3)  Emotional interventions
Emotions are often the key to unlocking chronic pain. Most people with chronic pain have deep emotions that have been held in, such as anger, guilt, fear, or sadness and loss. Recognize these emotions and deal with them. Therapeutic writing is often good method for resolving feelings. An emotion-based psychotherapy known as Intensive Short-Term Dynamic Psychotherapy (ISTDP) is also a very effective process created by Dr. Habib Davanloo that is now being taught and practiced around the world. More information on this technique can be found in Unlearn Your Pain (see Resources below).

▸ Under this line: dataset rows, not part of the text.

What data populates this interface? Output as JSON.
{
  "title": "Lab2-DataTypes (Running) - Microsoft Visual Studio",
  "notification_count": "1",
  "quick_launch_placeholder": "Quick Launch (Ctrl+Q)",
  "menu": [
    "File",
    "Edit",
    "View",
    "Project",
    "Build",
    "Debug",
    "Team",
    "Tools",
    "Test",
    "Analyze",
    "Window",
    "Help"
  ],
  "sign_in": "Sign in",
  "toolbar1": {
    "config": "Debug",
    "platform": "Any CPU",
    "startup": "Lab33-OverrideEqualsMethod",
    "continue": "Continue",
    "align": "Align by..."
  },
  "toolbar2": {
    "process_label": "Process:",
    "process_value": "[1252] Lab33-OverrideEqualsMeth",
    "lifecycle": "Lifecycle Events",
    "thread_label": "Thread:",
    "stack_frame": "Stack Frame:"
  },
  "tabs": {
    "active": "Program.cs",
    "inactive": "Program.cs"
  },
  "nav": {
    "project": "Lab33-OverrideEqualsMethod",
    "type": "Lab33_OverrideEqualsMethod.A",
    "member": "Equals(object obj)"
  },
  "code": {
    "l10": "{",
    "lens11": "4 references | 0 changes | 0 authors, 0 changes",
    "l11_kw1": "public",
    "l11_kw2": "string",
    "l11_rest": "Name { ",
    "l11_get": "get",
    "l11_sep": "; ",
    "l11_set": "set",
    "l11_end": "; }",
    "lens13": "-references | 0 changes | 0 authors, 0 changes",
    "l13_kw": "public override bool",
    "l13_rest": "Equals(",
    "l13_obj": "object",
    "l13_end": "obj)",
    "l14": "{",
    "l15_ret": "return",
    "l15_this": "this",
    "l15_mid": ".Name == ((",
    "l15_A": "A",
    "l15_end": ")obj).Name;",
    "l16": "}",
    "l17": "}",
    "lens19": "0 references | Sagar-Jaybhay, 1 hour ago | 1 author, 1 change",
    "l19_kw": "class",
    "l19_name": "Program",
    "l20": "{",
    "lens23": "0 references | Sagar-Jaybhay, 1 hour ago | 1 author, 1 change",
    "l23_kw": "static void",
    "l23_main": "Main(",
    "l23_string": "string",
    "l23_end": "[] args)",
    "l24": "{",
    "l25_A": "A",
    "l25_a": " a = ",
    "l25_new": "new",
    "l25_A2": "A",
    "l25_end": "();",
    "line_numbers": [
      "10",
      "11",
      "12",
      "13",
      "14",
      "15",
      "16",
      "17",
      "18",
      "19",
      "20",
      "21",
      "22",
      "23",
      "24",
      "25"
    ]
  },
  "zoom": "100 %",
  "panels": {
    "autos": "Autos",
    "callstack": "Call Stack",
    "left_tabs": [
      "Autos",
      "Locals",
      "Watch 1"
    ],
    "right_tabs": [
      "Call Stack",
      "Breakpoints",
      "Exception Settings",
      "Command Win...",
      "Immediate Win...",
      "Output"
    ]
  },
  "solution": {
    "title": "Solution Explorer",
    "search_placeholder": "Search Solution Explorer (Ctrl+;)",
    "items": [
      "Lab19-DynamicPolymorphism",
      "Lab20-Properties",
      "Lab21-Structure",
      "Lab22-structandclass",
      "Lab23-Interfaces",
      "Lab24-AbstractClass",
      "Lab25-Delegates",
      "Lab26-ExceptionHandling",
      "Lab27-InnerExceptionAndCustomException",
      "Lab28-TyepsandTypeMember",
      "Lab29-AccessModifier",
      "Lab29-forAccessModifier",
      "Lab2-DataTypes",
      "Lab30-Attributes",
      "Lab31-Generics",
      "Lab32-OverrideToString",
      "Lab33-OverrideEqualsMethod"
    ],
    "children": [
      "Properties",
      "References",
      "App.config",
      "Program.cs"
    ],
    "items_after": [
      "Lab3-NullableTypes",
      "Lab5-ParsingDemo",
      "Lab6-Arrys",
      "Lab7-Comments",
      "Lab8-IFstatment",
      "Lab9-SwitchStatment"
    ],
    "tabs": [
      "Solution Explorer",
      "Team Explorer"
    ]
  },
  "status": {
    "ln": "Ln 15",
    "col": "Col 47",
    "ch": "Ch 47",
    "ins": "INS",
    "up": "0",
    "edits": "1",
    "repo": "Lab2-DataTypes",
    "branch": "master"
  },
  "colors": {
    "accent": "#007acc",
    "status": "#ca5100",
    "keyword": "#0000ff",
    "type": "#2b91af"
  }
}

4)  Life changes
Many people need to make changes in their lives. If you are trapped in a relationship that is hurtful or destructive, something needs to be done to ease or resolve the situation. If you are on bad terms with people you love, this situation may need to be changed. If you are stuck in a work situation that is overwhelming or overly stressful, that may need to be changed. Take a close look at your life and see if there are some issues that should be addressed and seek help to find solutions for them. These issues are often key towards solving a chronic pain problem caused by learned nerve pathways.

Resources

Back in Control by David Hanscom, M.D.
Unlearn Your Pain by Howard Schubiner, M.D.
They Can’t Find Anything Wrong! by David D. Clarke
Healing Back Pain, The Mindbody Prescription, and The Divided Mind by John E.Sarno, M.D.